Sulzenfuss argued that there was no First Amendment issue, since the city was not trying to regulate content, but was instead protecting its citizens from intrusive sounds.

The third development was one of the longest city council hearings in recent memory on July 13, when citizens and the council discussed the noise ordinance for more than two hours.

Just about everybody agreed that the Amplified Sound Ordinance needed a rewrite, to replace the subjective provisions about what a normal person hears from 25 feet with something more objective, like decibel levels.

A temporary fix was put in place — the mayor will use a sound meter if there are complaints downtown about loud live music, and that information will be used in constructing a new ordinance. Meanwhile, enforcement of the ordinance in that area will be suspended, and Flour of Life will move its bandstand and experiment with some sound barriers. So one lawsuit against the city may be resolved by compromise.

Another suit, filed April 28 by this magazine and its co-publisher, Ed Quillen, and joined by Merle Baranczyk and The Mountain Mail, and Bill Murphy and KVRH Radio, charged the city with violating the Colorado Open Meetings Law, also known as the Sunshine Law.

District Judge Julie Marshall agreed with us on May 4, and since then, we’ve attempted to negotiate a settlement with the city.

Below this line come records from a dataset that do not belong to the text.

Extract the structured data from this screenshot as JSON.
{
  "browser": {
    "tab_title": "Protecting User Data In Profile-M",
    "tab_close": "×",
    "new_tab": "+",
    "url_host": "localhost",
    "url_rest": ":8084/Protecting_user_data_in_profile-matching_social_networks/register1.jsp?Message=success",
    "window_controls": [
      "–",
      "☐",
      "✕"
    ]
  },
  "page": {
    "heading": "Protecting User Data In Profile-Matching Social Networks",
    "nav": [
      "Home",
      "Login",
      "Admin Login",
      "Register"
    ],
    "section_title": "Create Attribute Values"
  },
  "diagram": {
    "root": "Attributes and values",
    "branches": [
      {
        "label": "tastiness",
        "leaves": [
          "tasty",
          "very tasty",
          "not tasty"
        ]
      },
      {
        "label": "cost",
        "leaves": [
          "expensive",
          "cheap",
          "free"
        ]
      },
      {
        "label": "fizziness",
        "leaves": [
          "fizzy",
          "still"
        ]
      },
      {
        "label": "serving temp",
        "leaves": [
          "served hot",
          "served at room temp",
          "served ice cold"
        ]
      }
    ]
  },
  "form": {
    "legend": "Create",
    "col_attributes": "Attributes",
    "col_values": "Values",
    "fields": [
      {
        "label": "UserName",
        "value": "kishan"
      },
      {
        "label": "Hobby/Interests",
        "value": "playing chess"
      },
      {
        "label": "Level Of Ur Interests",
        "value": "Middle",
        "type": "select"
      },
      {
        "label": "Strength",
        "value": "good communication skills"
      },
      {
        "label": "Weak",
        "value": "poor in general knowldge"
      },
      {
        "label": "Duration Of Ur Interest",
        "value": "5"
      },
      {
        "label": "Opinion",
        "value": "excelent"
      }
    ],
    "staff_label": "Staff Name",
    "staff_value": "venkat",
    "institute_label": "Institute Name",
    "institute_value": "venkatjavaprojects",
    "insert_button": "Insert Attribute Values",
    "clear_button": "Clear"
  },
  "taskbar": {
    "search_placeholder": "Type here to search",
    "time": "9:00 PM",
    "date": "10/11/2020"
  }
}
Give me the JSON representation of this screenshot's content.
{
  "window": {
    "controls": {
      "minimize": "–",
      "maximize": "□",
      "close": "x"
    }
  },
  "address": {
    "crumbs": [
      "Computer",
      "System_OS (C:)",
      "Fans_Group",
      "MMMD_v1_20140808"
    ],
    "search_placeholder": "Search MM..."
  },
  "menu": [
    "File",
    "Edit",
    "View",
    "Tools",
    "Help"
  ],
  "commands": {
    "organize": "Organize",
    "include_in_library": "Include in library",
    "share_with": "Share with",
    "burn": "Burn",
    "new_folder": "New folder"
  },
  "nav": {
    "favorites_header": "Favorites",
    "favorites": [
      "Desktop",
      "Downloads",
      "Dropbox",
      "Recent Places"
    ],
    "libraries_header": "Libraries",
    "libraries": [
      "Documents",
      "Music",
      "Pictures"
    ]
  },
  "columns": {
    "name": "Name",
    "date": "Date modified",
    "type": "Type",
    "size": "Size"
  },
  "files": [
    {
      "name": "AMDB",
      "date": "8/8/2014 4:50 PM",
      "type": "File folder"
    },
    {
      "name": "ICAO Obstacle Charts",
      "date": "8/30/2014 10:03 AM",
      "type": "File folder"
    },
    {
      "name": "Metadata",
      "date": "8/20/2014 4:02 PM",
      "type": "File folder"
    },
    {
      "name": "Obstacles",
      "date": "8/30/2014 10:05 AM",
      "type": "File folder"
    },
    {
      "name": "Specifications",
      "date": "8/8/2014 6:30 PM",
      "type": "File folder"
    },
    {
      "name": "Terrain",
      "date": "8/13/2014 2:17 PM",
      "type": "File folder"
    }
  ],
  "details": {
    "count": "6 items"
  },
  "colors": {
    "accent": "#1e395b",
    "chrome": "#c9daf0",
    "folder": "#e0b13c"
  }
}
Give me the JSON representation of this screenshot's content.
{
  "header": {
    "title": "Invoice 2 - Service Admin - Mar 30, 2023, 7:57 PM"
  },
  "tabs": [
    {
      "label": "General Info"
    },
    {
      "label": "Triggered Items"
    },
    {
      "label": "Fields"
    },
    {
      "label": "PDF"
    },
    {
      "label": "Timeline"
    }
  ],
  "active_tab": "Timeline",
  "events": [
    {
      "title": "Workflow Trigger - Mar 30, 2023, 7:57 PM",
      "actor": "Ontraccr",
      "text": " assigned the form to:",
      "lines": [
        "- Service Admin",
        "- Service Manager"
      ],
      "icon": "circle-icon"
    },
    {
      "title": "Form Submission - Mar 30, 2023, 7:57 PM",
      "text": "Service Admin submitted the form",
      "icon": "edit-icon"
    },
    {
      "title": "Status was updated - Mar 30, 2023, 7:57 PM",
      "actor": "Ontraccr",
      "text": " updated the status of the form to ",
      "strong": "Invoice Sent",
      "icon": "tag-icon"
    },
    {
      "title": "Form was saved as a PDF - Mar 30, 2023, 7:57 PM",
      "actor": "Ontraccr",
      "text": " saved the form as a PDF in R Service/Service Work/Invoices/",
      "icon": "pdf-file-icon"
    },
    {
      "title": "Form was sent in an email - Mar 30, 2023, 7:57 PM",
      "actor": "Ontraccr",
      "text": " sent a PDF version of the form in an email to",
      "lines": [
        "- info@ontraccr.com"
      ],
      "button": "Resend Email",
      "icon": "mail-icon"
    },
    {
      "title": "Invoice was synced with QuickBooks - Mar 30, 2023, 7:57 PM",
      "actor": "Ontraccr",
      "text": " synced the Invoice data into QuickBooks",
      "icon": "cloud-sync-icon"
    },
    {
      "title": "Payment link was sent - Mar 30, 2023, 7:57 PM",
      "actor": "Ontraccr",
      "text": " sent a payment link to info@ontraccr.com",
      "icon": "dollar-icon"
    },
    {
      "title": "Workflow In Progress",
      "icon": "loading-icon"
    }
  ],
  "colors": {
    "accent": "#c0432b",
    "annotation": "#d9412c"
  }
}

The deal: the city agrees to obey the judge and hold hearings about the conduct of elected officials in public, and to pay our attorney fees, and we would drop the suit.

We had hopes that the settlement, which was agreed to by Mayor Ralph Taylor, would be discussed by the council at its July 13 meeting, but the noise discussion took up so much time that the council tabled it.